Art Murmur: Cheyenne Rouse
A vibrant desert landscape leaps at you from the glossy cover of a magazine. Maybe it’s one of Cheyenne Rouse’s many photographs.
Aside from taking a photography class in high school, Rouse is self-taught.
“I have people ask me what school I went to,” she says. “That always boggles my mind since this is who I am. I feel like having a camera in my hand is what I was put on this planet to do. It just feels right and the thought of going to school for it just doesn’t compute with me.”
Born and raised in Miami, Rouse moved to the Southwest after visiting the region with friends in 1989. She has been an Arizona resident for the past 3 years, but her journey wasn’t easy.
Rouse and her twin sister owned a successful design business in Miami, and she had never thought about leaving Florida until that trip.
“When I traveled around northern New Mexico and southern Utah, I was floored by what I saw and knew that I had to live out West,” she says. “The light, the colors, the smells, everything about the Southwest intrigued me, so I went back to Miami and broke the news to my twin sister and family.”
She remembered how photography was her favorite subject in school and decided she would photograph the wonders of the desert.
“My family pretty much thought I had lost my mind and told me I could never make a living as a photographer," Rouse says. "‘It just isn’t something someone does for a living.’ ‘Watch me,’ I told them.”
In 1989, Rouse began her career purely using film. She enjoyed a steady income in the 90s, and her stock photography was used in magazines, national advertisements, books and more.
But the 9/11 terrorist attacks changed everything.
“After 9/11, the stock photography segment of the business took a real hit, add that to the oversaturation of free and low-cost stock photos that flooded the web, and my income virtually dried up,” she says. “I was in shock since I thought I would be shooting photos for the rest of my life.”
She put down the camera in 2003 and tried her hand at other careers.

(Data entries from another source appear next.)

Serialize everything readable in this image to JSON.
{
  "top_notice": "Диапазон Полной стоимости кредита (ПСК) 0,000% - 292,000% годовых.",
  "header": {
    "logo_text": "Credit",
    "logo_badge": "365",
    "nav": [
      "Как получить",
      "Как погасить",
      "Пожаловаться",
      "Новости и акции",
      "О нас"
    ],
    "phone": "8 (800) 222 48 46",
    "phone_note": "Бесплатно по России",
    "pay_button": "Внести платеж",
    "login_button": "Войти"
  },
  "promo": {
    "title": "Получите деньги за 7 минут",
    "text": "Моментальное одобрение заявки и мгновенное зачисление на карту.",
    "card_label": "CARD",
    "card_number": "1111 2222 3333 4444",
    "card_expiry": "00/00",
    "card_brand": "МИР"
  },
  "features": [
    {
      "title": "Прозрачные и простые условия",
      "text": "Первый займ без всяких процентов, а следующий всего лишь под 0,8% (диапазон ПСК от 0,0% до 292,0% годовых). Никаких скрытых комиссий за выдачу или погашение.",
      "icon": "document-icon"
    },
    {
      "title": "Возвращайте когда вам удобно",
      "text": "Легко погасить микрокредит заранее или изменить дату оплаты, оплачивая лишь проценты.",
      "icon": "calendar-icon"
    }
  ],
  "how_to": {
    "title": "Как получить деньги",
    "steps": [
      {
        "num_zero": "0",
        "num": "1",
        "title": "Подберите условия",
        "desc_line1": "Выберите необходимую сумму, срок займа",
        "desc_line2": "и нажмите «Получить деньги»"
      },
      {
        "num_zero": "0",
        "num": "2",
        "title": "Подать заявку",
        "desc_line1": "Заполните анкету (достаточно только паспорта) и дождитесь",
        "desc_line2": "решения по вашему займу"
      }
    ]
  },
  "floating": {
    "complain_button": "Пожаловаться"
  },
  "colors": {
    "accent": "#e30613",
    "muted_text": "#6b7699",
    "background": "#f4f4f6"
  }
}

Rouse became a personal trainer and eventually earned her real estate license, but it was impossible for her to leave her passion forever.
“In 2008, I finally broke down and bought my first DSLR (digital single-lens reflex camera),” she says. “The red Canon box sat on my kitchen counter for several months before I took the camera out to fiddle with it. Then my new camera and I went on a short trip to Moab, Utah and everything changed. I had found love again, and this time, it was with a digital camera.”
Instead of doing stock photography, Rouse now devotes herself to the fine art segment of the business.
“At one point back in the day, I had ten top stock agencies from around the world representing my work,” Rouse says. “Today, while I don’t actively submit my photos for stock anymore, Getty Images continues to offer some of my older images as stock.”
She plans on doing exhibitions in Scottsdale this winter and will be taking her show on the road in the summer. She has set up a Kickstarter to fund her tour. Supporters will receive limited edition prints of her work. It ends Dec. 5.
“Having owned my own gallery for a few years in Old Town Scottsdale, I am eager to hit the road for the various art shows that I have signed up for and want my freedom back,” she says. “As much as I loved having my own space, it is after all retail, and you have to be there every day. The road is where I thrive and where I create my best work to show with the world.”
Any advice for aspiring photographers?
“I guess my advice would be to never take no for an answer or let anyone tell you that you can’t make a living with your camera,” she says. “This business is ripe with rejection, and unfortunately, the art of photography is not looked upon as highly as it used to be, since pretty much everyone thinks they’re a photographer now. But follow your heart if photography is your true passion. Become savvy at the business and find your niche.”
Connect with Rouse:
Blog - www.CheyenneRouse.com